Sunday, June 13, 2010

Wholly Communion: Reassociation in Raymond Carver's "Cathedral" and the Bloggernacle

In my last post I discussed parallels between religious metaphors in "Cathedral" and the Bloggernacle. Now, after thinking about these parallels and reading a scholarly article, "Raymond Carver and Postmodern Humanism" by Arthur A. Brown, I've formulated a new thesis. Arthur argues that Carver's later stories, especially "Cathedral," "leave behind the themes of dissociation and alienation, which postmodern writers inherited from the modernists, and show that reassociation is possible" (126). I will explain how this is especially apparent in the religious metaphors in "Cathedral," which establish the act of communication as holy. Since similar metaphors are found in the name and structure of the Bloggernacle, I assert that just as "Cathedral" presents the possibility of reassociation in the typically isolated postmodern world, the Bloggernacle presents the possibility of reassociation in the allegedly isolated technological world. What do you think?

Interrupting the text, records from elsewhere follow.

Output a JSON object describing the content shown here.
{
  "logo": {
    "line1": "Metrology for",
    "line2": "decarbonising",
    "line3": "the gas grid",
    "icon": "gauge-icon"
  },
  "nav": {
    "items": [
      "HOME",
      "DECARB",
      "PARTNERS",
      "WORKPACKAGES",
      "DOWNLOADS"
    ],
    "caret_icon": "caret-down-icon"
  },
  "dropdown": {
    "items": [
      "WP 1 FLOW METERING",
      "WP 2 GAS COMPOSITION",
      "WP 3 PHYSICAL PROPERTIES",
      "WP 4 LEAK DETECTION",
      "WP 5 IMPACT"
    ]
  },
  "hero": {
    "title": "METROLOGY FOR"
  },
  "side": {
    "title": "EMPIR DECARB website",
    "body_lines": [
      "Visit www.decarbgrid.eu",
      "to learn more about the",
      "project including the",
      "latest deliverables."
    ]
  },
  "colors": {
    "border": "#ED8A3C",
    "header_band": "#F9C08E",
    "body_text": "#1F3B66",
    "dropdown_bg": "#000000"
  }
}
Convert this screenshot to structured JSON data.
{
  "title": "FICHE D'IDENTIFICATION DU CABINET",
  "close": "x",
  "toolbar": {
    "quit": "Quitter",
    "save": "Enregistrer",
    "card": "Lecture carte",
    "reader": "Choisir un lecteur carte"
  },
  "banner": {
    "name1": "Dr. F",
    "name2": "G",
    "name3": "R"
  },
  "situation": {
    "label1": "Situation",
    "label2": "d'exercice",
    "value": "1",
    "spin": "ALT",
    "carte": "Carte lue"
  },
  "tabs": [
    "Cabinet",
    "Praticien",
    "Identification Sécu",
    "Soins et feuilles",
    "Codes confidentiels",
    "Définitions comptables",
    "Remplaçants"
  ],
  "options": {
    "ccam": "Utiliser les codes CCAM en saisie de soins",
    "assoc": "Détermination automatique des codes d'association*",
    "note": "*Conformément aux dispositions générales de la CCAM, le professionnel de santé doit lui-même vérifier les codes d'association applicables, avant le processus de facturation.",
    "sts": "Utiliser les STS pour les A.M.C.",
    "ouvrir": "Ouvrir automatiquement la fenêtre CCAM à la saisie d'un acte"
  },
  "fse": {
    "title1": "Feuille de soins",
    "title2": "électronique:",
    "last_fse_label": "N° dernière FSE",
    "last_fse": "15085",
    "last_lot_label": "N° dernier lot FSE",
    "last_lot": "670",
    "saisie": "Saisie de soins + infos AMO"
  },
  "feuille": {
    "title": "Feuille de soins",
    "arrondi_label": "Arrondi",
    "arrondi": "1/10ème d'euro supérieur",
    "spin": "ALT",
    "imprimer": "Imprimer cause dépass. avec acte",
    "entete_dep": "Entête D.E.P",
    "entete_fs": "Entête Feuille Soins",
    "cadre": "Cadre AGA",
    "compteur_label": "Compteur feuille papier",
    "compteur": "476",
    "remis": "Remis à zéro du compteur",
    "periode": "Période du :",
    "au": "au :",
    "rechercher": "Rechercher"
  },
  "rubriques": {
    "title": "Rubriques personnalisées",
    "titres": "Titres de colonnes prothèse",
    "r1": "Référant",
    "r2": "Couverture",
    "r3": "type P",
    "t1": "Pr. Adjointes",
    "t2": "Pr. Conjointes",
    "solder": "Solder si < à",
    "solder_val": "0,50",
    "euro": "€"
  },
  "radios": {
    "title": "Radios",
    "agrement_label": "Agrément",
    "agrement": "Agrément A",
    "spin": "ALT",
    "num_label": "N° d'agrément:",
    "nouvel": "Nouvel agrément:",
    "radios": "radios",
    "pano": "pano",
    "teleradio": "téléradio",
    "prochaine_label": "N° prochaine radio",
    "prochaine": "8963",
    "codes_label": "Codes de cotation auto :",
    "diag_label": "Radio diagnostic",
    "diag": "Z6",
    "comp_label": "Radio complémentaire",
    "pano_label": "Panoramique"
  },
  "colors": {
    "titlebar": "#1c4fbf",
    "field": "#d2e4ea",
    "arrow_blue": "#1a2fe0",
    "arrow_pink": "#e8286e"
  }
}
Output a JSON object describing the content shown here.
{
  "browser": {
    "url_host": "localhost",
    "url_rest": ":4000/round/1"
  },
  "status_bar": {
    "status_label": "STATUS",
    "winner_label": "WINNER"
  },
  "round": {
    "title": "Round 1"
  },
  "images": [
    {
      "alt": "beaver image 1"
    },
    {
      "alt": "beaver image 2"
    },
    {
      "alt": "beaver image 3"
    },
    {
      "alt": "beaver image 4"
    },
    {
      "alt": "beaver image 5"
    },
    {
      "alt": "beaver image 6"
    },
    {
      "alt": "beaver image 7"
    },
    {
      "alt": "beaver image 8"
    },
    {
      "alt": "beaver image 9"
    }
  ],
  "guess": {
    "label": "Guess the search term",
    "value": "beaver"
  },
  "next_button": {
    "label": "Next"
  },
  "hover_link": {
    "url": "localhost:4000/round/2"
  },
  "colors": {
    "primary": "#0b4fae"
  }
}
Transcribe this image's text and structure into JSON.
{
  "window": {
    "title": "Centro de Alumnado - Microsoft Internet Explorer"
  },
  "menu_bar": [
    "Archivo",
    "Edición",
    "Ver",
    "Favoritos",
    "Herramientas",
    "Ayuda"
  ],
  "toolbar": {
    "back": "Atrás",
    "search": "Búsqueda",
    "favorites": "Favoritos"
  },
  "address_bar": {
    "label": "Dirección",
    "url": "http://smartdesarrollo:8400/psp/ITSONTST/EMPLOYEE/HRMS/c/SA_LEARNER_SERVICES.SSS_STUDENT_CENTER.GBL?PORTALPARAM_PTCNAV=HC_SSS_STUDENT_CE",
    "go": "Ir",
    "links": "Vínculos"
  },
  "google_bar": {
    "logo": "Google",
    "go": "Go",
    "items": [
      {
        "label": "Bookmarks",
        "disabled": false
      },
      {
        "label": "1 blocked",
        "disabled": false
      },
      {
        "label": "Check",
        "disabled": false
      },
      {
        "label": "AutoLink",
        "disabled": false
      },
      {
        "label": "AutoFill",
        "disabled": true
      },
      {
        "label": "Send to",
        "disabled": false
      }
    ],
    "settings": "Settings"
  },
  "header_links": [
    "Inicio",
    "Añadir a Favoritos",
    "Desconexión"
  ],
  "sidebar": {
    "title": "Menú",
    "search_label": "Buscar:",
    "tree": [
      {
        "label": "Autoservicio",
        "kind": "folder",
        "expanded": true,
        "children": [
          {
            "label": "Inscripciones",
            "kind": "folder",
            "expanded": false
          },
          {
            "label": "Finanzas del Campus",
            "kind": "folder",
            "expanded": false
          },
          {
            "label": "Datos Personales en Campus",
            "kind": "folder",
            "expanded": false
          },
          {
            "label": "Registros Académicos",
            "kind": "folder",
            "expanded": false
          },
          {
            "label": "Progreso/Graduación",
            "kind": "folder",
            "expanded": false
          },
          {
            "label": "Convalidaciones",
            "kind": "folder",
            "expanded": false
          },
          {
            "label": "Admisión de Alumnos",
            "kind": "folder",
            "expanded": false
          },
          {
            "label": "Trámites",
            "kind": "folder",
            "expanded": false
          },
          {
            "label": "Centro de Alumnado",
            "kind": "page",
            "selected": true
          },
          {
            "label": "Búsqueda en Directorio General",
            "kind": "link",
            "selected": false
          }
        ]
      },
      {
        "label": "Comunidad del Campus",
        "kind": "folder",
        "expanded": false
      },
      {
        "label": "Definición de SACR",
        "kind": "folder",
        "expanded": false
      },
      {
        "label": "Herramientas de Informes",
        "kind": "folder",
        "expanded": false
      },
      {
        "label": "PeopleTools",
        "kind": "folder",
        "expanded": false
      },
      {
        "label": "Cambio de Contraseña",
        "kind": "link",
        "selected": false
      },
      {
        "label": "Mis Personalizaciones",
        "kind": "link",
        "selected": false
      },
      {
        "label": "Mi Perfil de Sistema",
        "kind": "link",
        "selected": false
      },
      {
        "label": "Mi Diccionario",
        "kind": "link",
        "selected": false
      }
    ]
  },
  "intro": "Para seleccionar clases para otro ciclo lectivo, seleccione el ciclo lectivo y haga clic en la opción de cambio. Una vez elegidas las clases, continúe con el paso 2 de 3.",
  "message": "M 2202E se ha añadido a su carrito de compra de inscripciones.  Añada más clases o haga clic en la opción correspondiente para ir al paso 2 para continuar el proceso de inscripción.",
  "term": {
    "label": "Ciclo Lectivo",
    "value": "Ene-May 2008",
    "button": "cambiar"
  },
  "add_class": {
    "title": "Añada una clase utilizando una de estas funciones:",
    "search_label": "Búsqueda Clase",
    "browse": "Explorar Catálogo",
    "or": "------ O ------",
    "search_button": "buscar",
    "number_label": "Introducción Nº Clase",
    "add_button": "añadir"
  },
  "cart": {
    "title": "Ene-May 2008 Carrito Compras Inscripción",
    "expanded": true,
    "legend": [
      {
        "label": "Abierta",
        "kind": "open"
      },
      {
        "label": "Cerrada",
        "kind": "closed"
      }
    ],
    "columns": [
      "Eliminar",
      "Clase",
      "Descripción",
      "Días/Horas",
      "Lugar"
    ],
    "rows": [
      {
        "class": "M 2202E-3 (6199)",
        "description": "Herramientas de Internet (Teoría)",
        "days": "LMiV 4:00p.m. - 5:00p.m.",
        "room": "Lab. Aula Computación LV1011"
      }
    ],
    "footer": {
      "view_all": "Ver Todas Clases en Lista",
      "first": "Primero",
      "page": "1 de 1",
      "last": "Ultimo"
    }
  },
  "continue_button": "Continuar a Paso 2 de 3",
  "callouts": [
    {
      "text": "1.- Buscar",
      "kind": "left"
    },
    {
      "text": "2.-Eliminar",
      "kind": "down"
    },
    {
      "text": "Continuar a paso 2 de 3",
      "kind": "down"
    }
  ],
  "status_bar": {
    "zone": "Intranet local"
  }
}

  1. This sounds good, though you might want to remind first time visitors to your blog just a bit more as to why you are exploring this (even though they could obviously follow your initial link).

    I guess I'm hungry to see the connections that you promise, and hoping that you will tie in the religious nature of the LDS community with the concept of communion inherent in the idea of a cathedral (not just in the title of the Carver story, though of course they are related). Your image in this post looks promising, but you don't connect it yet.

  2. This sounds like a really interesting comparison! It never occurred to me, but I think there's absolutely a big element of reassociation in the technological world, especially in the Bloggernacle. I think the primary reason people get involved in blogging is because they're looking for validation. There's definitely some religious parallels there. I'm excited to see where you go with this!

  3. I totally buy into the article you link about being hooked on gadgets...but I wonder if it's fair to say the "bloggernacle" somehow allows re-association in a technological world. Because the internet does that in the first place, right? I talk about this a little in my post about landscape as an analogy...

    The basic idea being that the premise of the "internet" was to connect, hence "inter" in the word. the internet conencted isolated banks of information, doing (I think) exactly what you suggest the bloggernacle is now doing. So, is the bloggernacle just a good example of what the internet already does in a larger sense?